EARTHblog » Lauren Pagel
By Lauren Pagel
October 7, 2010
Today, the Bureau of Land Management (BLM) began an outreach program to individuals or companies that have mining claims on public lands under the 1872 Mining Law. The goal of the outreach is to help the Bureau mitigate abandoned mine hazards.
Outreach to claimants is a laudable goal, and something the BLM should do more of. Unfortunately, regardless of how much outreach the BLM conducts, it will not change the fact that because of the antiquated 1872 Mining Law, there isn't enough money available to truly deal with our abandoned mine problem.
There are over a half a million abandoned mines in this country that could cost as much as $50 billion to clean up. Many of these abandoned mines pose serious public safety hazards, while others pollute streams and rivers. Yet, most years the BLM, Forest Service and National Park service spend less than $25 million on abandoned mine reclamation. EARTHWORKS helped to get some money in the 2009 stimulus bill for abandoned mine remediation, but nowhere near the $50 billion estimate.
Because the 1872 Mining Law allows mining companies to take valuable minerals like gold, copper and uranium from public lands for free, with no royalty or fee paid to the taxpayer, the abandoned mines that littler our public lands continue to pose threats to people and the environment.
We need to clean up old uranium messes, and make sure we have rules to prevent new ones, before we mine more uranium
By Lauren Pagel
September 24, 2010

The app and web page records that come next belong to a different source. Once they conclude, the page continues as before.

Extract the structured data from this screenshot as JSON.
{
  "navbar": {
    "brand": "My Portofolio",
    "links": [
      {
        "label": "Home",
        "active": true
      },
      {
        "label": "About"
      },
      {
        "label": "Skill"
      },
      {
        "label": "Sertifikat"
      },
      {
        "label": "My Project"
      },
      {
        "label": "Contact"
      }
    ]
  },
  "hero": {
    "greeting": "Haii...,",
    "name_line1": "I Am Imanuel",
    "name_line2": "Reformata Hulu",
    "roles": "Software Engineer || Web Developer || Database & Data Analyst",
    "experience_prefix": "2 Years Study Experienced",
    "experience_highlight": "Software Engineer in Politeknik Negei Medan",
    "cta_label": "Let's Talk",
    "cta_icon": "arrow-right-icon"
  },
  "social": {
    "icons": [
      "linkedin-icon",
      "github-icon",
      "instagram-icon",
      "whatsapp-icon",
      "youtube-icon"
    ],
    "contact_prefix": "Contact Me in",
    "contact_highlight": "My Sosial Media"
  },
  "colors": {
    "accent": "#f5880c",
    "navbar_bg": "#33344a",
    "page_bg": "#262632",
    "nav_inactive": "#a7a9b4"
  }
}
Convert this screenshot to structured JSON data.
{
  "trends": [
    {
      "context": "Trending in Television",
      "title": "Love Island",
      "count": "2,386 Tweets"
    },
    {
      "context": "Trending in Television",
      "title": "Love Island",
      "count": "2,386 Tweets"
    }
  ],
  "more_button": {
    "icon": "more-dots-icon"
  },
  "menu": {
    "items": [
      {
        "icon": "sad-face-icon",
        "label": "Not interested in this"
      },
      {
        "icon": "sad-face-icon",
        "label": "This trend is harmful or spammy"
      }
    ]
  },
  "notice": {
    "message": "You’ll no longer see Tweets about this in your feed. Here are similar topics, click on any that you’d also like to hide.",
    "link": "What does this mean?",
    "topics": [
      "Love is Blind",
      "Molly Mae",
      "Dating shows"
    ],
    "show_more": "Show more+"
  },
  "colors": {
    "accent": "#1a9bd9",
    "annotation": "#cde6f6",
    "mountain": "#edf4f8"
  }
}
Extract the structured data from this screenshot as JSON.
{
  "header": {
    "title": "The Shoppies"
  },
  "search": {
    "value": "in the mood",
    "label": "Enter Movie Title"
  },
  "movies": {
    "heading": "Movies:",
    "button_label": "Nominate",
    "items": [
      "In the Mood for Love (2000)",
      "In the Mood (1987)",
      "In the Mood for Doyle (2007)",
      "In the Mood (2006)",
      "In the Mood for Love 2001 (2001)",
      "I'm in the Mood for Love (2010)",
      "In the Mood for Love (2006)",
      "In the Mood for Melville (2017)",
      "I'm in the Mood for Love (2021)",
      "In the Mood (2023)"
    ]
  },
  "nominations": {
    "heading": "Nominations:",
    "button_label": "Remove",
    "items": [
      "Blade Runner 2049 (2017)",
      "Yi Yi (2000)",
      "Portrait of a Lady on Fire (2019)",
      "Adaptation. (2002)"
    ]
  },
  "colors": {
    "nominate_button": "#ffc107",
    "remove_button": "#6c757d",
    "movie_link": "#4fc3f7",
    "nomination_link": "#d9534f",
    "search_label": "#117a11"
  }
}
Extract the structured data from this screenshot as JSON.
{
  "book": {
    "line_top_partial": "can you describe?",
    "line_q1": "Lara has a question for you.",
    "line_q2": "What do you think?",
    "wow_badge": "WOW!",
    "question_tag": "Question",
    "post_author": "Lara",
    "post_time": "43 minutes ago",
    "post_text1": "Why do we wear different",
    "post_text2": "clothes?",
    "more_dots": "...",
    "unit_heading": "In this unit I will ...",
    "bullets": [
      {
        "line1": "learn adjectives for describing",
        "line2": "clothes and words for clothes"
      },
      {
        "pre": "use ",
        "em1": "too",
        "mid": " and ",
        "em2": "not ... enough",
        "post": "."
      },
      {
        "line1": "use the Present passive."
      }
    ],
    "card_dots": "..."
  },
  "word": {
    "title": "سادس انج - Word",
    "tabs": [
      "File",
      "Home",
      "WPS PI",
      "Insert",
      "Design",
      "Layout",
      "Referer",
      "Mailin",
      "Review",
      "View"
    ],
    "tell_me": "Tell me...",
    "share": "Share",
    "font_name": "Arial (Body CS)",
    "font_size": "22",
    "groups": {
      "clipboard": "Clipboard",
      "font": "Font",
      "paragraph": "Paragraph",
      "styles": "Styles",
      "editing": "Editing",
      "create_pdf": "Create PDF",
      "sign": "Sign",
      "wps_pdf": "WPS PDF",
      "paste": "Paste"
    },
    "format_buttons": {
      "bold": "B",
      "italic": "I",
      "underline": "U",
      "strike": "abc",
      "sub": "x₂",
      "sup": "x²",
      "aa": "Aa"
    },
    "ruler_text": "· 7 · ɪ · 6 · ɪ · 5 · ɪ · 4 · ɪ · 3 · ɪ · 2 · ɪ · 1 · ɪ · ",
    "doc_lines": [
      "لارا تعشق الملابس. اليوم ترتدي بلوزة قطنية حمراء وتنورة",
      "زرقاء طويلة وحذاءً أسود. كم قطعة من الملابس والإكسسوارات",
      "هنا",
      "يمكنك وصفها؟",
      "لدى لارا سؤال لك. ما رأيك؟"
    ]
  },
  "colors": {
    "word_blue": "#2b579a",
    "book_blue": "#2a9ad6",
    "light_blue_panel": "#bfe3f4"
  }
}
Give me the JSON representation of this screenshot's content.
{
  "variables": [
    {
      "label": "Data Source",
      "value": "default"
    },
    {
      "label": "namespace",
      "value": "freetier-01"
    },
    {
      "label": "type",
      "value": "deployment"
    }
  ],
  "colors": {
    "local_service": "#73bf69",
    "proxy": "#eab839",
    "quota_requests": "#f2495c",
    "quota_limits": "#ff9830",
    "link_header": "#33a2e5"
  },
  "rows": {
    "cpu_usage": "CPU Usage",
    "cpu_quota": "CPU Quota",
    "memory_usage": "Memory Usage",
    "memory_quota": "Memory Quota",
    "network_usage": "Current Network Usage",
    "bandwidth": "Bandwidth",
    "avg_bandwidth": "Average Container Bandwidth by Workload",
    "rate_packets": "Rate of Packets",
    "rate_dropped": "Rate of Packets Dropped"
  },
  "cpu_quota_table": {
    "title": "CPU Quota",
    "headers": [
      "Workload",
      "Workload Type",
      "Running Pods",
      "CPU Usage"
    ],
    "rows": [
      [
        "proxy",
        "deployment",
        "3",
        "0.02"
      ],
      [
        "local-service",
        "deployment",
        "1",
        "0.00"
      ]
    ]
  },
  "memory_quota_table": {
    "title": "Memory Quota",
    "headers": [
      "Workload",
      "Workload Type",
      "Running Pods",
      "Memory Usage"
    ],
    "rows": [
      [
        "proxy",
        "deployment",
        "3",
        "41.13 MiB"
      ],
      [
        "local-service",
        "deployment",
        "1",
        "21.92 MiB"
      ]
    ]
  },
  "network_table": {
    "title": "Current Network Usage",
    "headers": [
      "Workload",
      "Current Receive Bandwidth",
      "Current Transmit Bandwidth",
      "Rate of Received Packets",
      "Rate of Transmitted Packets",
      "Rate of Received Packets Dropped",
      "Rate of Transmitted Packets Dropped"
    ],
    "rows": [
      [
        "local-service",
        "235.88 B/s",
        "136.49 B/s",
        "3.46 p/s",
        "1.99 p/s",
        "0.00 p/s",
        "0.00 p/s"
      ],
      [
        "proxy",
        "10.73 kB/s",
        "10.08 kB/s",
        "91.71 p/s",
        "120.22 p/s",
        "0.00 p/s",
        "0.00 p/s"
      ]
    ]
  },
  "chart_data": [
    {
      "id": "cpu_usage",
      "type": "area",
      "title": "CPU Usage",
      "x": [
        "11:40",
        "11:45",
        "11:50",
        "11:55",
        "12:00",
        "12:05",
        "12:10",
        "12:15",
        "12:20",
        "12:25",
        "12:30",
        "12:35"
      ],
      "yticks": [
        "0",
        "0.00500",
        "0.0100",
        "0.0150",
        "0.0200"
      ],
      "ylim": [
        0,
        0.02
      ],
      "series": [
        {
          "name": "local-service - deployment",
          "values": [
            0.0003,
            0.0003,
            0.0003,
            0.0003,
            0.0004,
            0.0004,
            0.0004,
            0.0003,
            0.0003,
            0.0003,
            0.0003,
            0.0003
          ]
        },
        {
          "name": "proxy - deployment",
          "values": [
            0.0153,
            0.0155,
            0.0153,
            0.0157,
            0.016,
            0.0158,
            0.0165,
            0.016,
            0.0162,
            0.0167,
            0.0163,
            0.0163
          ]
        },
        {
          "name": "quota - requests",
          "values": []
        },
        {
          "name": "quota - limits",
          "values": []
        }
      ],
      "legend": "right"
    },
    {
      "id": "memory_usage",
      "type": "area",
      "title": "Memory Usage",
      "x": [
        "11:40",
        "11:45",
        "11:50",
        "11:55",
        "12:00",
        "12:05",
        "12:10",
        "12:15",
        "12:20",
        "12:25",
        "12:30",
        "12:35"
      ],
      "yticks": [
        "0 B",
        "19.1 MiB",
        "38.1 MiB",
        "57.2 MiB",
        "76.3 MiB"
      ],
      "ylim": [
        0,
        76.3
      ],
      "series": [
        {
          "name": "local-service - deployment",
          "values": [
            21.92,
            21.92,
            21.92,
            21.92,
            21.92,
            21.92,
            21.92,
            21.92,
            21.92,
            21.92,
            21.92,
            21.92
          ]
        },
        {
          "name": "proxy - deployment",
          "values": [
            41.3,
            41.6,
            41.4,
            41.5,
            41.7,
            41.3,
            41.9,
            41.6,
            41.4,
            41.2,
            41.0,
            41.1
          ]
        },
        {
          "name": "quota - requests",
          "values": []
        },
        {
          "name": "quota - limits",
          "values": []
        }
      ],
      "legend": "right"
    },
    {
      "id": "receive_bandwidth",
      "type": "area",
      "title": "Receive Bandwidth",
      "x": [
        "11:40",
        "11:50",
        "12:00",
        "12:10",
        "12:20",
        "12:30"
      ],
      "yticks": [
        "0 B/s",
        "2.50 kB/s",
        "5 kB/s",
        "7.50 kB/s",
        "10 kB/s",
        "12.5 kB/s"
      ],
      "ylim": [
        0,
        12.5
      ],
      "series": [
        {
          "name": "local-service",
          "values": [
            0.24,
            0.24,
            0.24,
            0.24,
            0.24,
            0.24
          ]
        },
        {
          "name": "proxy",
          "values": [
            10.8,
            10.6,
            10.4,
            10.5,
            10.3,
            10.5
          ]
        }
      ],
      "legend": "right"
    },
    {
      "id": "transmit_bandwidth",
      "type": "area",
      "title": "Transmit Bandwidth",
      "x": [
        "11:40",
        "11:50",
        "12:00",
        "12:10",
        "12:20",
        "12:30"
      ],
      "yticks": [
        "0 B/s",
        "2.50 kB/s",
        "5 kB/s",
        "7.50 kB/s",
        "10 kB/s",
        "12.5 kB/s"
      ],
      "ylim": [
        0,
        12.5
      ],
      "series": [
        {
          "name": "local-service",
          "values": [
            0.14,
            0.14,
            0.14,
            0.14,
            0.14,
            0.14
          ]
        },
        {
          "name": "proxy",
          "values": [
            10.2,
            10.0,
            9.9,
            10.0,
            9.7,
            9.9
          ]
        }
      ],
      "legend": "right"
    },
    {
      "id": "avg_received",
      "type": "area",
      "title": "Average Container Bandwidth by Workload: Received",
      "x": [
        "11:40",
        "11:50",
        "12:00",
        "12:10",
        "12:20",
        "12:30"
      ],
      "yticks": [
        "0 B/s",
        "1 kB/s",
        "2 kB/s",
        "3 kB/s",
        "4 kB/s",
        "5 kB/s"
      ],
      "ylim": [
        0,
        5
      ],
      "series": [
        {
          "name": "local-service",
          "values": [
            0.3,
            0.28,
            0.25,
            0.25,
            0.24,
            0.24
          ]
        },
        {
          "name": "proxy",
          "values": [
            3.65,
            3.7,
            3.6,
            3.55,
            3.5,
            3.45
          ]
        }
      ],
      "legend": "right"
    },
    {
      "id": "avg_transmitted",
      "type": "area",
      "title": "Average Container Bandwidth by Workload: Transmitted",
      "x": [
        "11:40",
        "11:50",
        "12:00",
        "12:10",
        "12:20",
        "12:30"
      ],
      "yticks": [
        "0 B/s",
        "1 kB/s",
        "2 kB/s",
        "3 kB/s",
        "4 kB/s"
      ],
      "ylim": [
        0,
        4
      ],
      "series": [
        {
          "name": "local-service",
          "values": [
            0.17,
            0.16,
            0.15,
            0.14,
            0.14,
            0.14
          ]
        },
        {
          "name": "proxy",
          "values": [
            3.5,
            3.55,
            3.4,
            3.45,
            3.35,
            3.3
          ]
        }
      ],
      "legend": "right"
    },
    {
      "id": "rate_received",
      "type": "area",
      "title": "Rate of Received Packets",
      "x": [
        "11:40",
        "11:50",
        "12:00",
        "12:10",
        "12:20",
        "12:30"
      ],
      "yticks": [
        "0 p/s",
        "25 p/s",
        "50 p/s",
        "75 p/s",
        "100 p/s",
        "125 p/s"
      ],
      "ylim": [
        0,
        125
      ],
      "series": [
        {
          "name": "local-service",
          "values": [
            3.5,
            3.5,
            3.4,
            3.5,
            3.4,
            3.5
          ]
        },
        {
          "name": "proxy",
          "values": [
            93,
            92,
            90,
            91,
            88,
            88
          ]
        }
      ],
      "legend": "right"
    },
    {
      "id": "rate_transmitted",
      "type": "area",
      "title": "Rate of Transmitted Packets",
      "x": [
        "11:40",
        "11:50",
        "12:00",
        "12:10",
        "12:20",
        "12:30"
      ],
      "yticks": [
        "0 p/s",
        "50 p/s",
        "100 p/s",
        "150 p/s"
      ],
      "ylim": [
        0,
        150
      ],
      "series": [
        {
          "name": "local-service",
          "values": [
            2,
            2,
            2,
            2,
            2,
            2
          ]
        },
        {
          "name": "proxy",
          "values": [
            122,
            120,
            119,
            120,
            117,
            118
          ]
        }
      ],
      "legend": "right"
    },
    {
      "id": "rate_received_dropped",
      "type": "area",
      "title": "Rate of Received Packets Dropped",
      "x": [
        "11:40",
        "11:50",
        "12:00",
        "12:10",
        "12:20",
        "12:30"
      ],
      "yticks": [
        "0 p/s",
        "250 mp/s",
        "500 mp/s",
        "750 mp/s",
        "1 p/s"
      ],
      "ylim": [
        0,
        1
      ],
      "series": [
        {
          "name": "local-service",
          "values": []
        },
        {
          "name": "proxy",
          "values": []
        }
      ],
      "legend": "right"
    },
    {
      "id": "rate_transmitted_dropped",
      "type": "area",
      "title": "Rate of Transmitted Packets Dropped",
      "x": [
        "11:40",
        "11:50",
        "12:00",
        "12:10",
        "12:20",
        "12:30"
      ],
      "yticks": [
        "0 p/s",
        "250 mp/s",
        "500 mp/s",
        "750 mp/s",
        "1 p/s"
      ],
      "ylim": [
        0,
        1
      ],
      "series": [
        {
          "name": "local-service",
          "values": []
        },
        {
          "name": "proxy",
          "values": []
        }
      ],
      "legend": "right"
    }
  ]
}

Yesterday, the Subcommittee on Energy and Mineral Resources conducted a hearing concerning H.R. 4817. The bill would amend the Surface Mining Control and Reclamation Act (SMCRA) of 1977 and give uncertified States and Indian tribes authority to use payments to take care of certain noncoal (i.e. uranium) reclamation projects.